Interface dataset entries:
══════════

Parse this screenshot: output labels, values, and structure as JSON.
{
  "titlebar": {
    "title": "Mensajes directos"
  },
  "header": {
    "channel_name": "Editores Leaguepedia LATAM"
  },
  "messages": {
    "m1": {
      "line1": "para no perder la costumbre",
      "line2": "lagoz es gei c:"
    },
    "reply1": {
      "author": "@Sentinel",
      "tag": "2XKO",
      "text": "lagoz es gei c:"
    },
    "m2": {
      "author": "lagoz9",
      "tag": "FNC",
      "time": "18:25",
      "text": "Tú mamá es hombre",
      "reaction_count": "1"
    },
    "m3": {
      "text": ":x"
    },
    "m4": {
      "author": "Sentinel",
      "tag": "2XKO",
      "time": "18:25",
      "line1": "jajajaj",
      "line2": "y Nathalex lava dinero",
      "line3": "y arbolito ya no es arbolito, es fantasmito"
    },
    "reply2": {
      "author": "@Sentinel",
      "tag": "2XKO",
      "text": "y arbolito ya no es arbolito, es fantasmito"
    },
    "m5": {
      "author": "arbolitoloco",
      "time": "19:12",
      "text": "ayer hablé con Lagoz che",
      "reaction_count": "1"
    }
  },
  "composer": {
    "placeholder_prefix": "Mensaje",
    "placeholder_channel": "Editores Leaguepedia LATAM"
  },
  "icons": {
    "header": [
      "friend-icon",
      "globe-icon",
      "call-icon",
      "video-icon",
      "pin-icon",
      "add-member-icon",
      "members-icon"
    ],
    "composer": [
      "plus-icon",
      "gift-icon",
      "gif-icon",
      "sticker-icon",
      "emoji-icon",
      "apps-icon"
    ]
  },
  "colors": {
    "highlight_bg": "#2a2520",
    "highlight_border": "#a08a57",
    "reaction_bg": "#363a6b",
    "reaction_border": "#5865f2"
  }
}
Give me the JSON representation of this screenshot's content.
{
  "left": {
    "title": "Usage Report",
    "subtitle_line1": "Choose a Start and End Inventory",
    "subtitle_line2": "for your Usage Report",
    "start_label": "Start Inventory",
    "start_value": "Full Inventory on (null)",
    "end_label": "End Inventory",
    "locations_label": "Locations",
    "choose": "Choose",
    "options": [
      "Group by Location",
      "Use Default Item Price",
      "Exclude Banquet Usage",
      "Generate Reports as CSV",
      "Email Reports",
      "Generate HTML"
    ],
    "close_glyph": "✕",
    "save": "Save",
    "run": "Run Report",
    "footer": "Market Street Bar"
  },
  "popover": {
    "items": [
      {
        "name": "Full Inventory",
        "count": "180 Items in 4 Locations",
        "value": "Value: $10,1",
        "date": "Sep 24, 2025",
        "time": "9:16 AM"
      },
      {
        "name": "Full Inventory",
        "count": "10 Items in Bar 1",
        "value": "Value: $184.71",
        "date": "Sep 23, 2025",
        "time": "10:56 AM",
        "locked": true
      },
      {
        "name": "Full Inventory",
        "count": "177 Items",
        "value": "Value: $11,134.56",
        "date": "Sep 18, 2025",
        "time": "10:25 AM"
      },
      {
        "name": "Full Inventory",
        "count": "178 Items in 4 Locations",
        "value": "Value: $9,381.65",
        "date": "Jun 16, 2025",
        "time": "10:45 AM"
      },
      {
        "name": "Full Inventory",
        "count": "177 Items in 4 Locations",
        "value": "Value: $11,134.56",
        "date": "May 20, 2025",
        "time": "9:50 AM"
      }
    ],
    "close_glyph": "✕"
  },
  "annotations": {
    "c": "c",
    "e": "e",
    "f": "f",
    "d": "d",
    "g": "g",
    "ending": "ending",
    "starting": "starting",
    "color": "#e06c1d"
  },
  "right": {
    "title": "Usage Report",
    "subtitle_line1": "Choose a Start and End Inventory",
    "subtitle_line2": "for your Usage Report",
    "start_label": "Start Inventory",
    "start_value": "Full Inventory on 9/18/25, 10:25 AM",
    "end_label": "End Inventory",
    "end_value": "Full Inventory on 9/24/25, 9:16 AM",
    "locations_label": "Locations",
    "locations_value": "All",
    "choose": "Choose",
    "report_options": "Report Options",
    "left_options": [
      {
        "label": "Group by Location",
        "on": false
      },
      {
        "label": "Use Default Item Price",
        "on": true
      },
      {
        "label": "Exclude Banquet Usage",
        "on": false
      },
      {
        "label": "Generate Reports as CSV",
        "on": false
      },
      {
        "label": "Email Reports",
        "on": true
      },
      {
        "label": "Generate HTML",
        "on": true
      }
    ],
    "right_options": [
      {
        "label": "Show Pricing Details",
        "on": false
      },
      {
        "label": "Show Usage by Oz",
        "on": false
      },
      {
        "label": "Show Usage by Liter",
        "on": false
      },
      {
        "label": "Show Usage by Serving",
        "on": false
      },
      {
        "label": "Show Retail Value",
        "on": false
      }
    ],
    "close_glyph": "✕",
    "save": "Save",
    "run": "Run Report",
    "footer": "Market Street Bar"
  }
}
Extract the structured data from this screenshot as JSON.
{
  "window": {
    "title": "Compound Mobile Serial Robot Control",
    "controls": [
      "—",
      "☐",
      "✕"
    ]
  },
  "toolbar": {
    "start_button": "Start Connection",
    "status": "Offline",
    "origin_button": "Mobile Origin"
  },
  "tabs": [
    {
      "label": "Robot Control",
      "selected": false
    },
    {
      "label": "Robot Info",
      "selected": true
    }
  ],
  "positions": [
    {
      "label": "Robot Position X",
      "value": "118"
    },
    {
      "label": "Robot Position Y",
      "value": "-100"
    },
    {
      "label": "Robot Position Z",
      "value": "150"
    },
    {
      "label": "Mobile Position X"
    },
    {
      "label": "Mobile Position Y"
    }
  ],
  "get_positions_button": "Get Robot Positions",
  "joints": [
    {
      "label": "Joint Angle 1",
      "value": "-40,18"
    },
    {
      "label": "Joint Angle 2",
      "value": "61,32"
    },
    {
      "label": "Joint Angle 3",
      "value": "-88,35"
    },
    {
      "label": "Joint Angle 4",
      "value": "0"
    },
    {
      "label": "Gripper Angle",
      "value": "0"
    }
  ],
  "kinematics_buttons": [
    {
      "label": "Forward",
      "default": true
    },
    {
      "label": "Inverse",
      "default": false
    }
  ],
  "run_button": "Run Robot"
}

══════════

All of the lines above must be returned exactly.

* Result below:
Parse this screenshot: output labels, values, and structure as JSON.
{
  "titlebar": {
    "title": "Mensajes directos"
  },
  "header": {
    "channel_name": "Editores Leaguepedia LATAM"
  },
  "messages": {
    "m1": {
      "line1": "para no perder la costumbre",
      "line2": "lagoz es gei c:"
    },
    "reply1": {
      "author": "@Sentinel",
      "tag": "2XKO",
      "text": "lagoz es gei c:"
    },
    "m2": {
      "author": "lagoz9",
      "tag": "FNC",
      "time": "18:25",
      "text": "Tú mamá es hombre",
      "reaction_count": "1"
    },
    "m3": {
      "text": ":x"
    },
    "m4": {
      "author": "Sentinel",
      "tag": "2XKO",
      "time": "18:25",
      "line1": "jajajaj",
      "line2": "y Nathalex lava dinero",
      "line3": "y arbolito ya no es arbolito, es fantasmito"
    },
    "reply2": {
      "author": "@Sentinel",
      "tag": "2XKO",
      "text": "y arbolito ya no es arbolito, es fantasmito"
    },
    "m5": {
      "author": "arbolitoloco",
      "time": "19:12",
      "text": "ayer hablé con Lagoz che",
      "reaction_count": "1"
    }
  },
  "composer": {
    "placeholder_prefix": "Mensaje",
    "placeholder_channel": "Editores Leaguepedia LATAM"
  },
  "icons": {
    "header": [
      "friend-icon",
      "globe-icon",
      "call-icon",
      "video-icon",
      "pin-icon",
      "add-member-icon",
      "members-icon"
    ],
    "composer": [
      "plus-icon",
      "gift-icon",
      "gif-icon",
      "sticker-icon",
      "emoji-icon",
      "apps-icon"
    ]
  },
  "colors": {
    "highlight_bg": "#2a2520",
    "highlight_border": "#a08a57",
    "reaction_bg": "#363a6b",
    "reaction_border": "#5865f2"
  }
}
Give me the JSON representation of this screenshot's content.
{
  "left": {
    "title": "Usage Report",
    "subtitle_line1": "Choose a Start and End Inventory",
    "subtitle_line2": "for your Usage Report",
    "start_label": "Start Inventory",
    "start_value": "Full Inventory on (null)",
    "end_label": "End Inventory",
    "locations_label": "Locations",
    "choose": "Choose",
    "options": [
      "Group by Location",
      "Use Default Item Price",
      "Exclude Banquet Usage",
      "Generate Reports as CSV",
      "Email Reports",
      "Generate HTML"
    ],
    "close_glyph": "✕",
    "save": "Save",
    "run": "Run Report",
    "footer": "Market Street Bar"
  },
  "popover": {
    "items": [
      {
        "name": "Full Inventory",
        "count": "180 Items in 4 Locations",
        "value": "Value: $10,1",
        "date": "Sep 24, 2025",
        "time": "9:16 AM"
      },
      {
        "name": "Full Inventory",
        "count": "10 Items in Bar 1",
        "value": "Value: $184.71",
        "date": "Sep 23, 2025",
        "time": "10:56 AM",
        "locked": true
      },
      {
        "name": "Full Inventory",
        "count": "177 Items",
        "value": "Value: $11,134.56",
        "date": "Sep 18, 2025",
        "time": "10:25 AM"
      },
      {
        "name": "Full Inventory",
        "count": "178 Items in 4 Locations",
        "value": "Value: $9,381.65",
        "date": "Jun 16, 2025",
        "time": "10:45 AM"
      },
      {
        "name": "Full Inventory",
        "count": "177 Items in 4 Locations",
        "value": "Value: $11,134.56",
        "date": "May 20, 2025",
        "time": "9:50 AM"
      }
    ],
    "close_glyph": "✕"
  },
  "annotations": {
    "c": "c",
    "e": "e",
    "f": "f",
    "d": "d",
    "g": "g",
    "ending": "ending",
    "starting": "starting",
    "color": "#e06c1d"
  },
  "right": {
    "title": "Usage Report",
    "subtitle_line1": "Choose a Start and End Inventory",
    "subtitle_line2": "for your Usage Report",
    "start_label": "Start Inventory",
    "start_value": "Full Inventory on 9/18/25, 10:25 AM",
    "end_label": "End Inventory",
    "end_value": "Full Inventory on 9/24/25, 9:16 AM",
    "locations_label": "Locations",
    "locations_value": "All",
    "choose": "Choose",
    "report_options": "Report Options",
    "left_options": [
      {
        "label": "Group by Location",
        "on": false
      },
      {
        "label": "Use Default Item Price",
        "on": true
      },
      {
        "label": "Exclude Banquet Usage",
        "on": false
      },
      {
        "label": "Generate Reports as CSV",
        "on": false
      },
      {
        "label": "Email Reports",
        "on": true
      },
      {
        "label": "Generate HTML",
        "on": true
      }
    ],
    "right_options": [
      {
        "label": "Show Pricing Details",
        "on": false
      },
      {
        "label": "Show Usage by Oz",
        "on": false
      },
      {
        "label": "Show Usage by Liter",
        "on": false
      },
      {
        "label": "Show Usage by Serving",
        "on": false
      },
      {
        "label": "Show Retail Value",
        "on": false
      }
    ],
    "close_glyph": "✕",
    "save": "Save",
    "run": "Run Report",
    "footer": "Market Street Bar"
  }
}
Extract the structured data from this screenshot as JSON.
{
  "window": {
    "title": "Compound Mobile Serial Robot Control",
    "controls": [
      "—",
      "☐",
      "✕"
    ]
  },
  "toolbar": {
    "start_button": "Start Connection",
    "status": "Offline",
    "origin_button": "Mobile Origin"
  },
  "tabs": [
    {
      "label": "Robot Control",
      "selected": false
    },
    {
      "label": "Robot Info",
      "selected": true
    }
  ],
  "positions": [
    {
      "label": "Robot Position X",
      "value": "118"
    },
    {
      "label": "Robot Position Y",
      "value": "-100"
    },
    {
      "label": "Robot Position Z",
      "value": "150"
    },
    {
      "label": "Mobile Position X"
    },
    {
      "label": "Mobile Position Y"
    }
  ],
  "get_positions_button": "Get Robot Positions",
  "joints": [
    {
      "label": "Joint Angle 1",
      "value": "-40,18"
    },
    {
      "label": "Joint Angle 2",
      "value": "61,32"
    },
    {
      "label": "Joint Angle 3",
      "value": "-88,35"
    },
    {
      "label": "Joint Angle 4",
      "value": "0"
    },
    {
      "label": "Gripper Angle",
      "value": "0"
    }
  ],
  "kinematics_buttons": [
    {
      "label": "Forward",
      "default": true
    },
    {
      "label": "Inverse",
      "default": false
    }
  ],
  "run_button": "Run Robot"
}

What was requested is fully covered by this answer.